= EXERCISE AIM =
Restate the records in full, keeping every word as it is.

■ ■ ■

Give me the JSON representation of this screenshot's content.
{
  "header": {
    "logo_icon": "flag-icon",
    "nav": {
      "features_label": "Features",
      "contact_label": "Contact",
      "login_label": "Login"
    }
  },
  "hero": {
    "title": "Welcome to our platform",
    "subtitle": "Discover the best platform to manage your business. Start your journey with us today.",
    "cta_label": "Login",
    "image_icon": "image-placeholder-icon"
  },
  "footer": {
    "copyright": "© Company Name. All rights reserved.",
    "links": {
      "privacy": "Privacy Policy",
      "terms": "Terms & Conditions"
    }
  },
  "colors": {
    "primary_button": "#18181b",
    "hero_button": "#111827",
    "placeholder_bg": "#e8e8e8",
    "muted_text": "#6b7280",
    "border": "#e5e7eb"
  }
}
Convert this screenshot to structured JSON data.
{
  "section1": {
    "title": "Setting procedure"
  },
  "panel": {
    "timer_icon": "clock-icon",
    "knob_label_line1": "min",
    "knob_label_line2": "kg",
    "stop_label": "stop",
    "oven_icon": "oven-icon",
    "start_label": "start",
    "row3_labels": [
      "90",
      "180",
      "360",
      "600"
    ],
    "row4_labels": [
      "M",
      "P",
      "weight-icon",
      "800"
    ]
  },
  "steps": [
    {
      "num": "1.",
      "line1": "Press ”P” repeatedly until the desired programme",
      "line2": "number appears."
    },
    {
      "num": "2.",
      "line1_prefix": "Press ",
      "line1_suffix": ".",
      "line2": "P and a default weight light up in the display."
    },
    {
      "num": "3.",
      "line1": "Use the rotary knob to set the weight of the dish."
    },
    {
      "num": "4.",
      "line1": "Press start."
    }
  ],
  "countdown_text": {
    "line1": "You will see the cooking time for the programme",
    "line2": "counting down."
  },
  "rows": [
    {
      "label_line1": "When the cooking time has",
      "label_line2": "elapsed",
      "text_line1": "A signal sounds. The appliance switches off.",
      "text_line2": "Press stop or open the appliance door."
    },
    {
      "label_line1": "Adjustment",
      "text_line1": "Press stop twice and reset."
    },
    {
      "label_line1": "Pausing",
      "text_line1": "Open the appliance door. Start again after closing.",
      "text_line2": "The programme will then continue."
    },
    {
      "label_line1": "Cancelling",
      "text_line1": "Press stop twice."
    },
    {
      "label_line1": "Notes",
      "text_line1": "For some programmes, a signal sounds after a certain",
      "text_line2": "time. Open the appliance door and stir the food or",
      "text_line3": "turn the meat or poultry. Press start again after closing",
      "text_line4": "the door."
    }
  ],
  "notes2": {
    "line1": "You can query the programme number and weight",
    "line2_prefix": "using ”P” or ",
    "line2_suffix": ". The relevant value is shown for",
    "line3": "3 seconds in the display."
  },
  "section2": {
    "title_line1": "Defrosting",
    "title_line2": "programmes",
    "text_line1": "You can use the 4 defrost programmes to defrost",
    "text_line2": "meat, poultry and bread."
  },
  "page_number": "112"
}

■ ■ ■

= EXERCISE ANSWER =
Give me the JSON representation of this screenshot's content.
{
  "header": {
    "logo_icon": "flag-icon",
    "nav": {
      "features_label": "Features",
      "contact_label": "Contact",
      "login_label": "Login"
    }
  },
  "hero": {
    "title": "Welcome to our platform",
    "subtitle": "Discover the best platform to manage your business. Start your journey with us today.",
    "cta_label": "Login",
    "image_icon": "image-placeholder-icon"
  },
  "footer": {
    "copyright": "© Company Name. All rights reserved.",
    "links": {
      "privacy": "Privacy Policy",
      "terms": "Terms & Conditions"
    }
  },
  "colors": {
    "primary_button": "#18181b",
    "hero_button": "#111827",
    "placeholder_bg": "#e8e8e8",
    "muted_text": "#6b7280",
    "border": "#e5e7eb"
  }
}
Convert this screenshot to structured JSON data.
{
  "section1": {
    "title": "Setting procedure"
  },
  "panel": {
    "timer_icon": "clock-icon",
    "knob_label_line1": "min",
    "knob_label_line2": "kg",
    "stop_label": "stop",
    "oven_icon": "oven-icon",
    "start_label": "start",
    "row3_labels": [
      "90",
      "180",
      "360",
      "600"
    ],
    "row4_labels": [
      "M",
      "P",
      "weight-icon",
      "800"
    ]
  },
  "steps": [
    {
      "num": "1.",
      "line1": "Press ”P” repeatedly until the desired programme",
      "line2": "number appears."
    },
    {
      "num": "2.",
      "line1_prefix": "Press ",
      "line1_suffix": ".",
      "line2": "P and a default weight light up in the display."
    },
    {
      "num": "3.",
      "line1": "Use the rotary knob to set the weight of the dish."
    },
    {
      "num": "4.",
      "line1": "Press start."
    }
  ],
  "countdown_text": {
    "line1": "You will see the cooking time for the programme",
    "line2": "counting down."
  },
  "rows": [
    {
      "label_line1": "When the cooking time has",
      "label_line2": "elapsed",
      "text_line1": "A signal sounds. The appliance switches off.",
      "text_line2": "Press stop or open the appliance door."
    },
    {
      "label_line1": "Adjustment",
      "text_line1": "Press stop twice and reset."
    },
    {
      "label_line1": "Pausing",
      "text_line1": "Open the appliance door. Start again after closing.",
      "text_line2": "The programme will then continue."
    },
    {
      "label_line1": "Cancelling",
      "text_line1": "Press stop twice."
    },
    {
      "label_line1": "Notes",
      "text_line1": "For some programmes, a signal sounds after a certain",
      "text_line2": "time. Open the appliance door and stir the food or",
      "text_line3": "turn the meat or poultry. Press start again after closing",
      "text_line4": "the door."
    }
  ],
  "notes2": {
    "line1": "You can query the programme number and weight",
    "line2_prefix": "using ”P” or ",
    "line2_suffix": ". The relevant value is shown for",
    "line3": "3 seconds in the display."
  },
  "section2": {
    "title_line1": "Defrosting",
    "title_line2": "programmes",
    "text_line1": "You can use the 4 defrost programmes to defrost",
    "text_line2": "meat, poultry and bread."
  },
  "page_number": "112"
}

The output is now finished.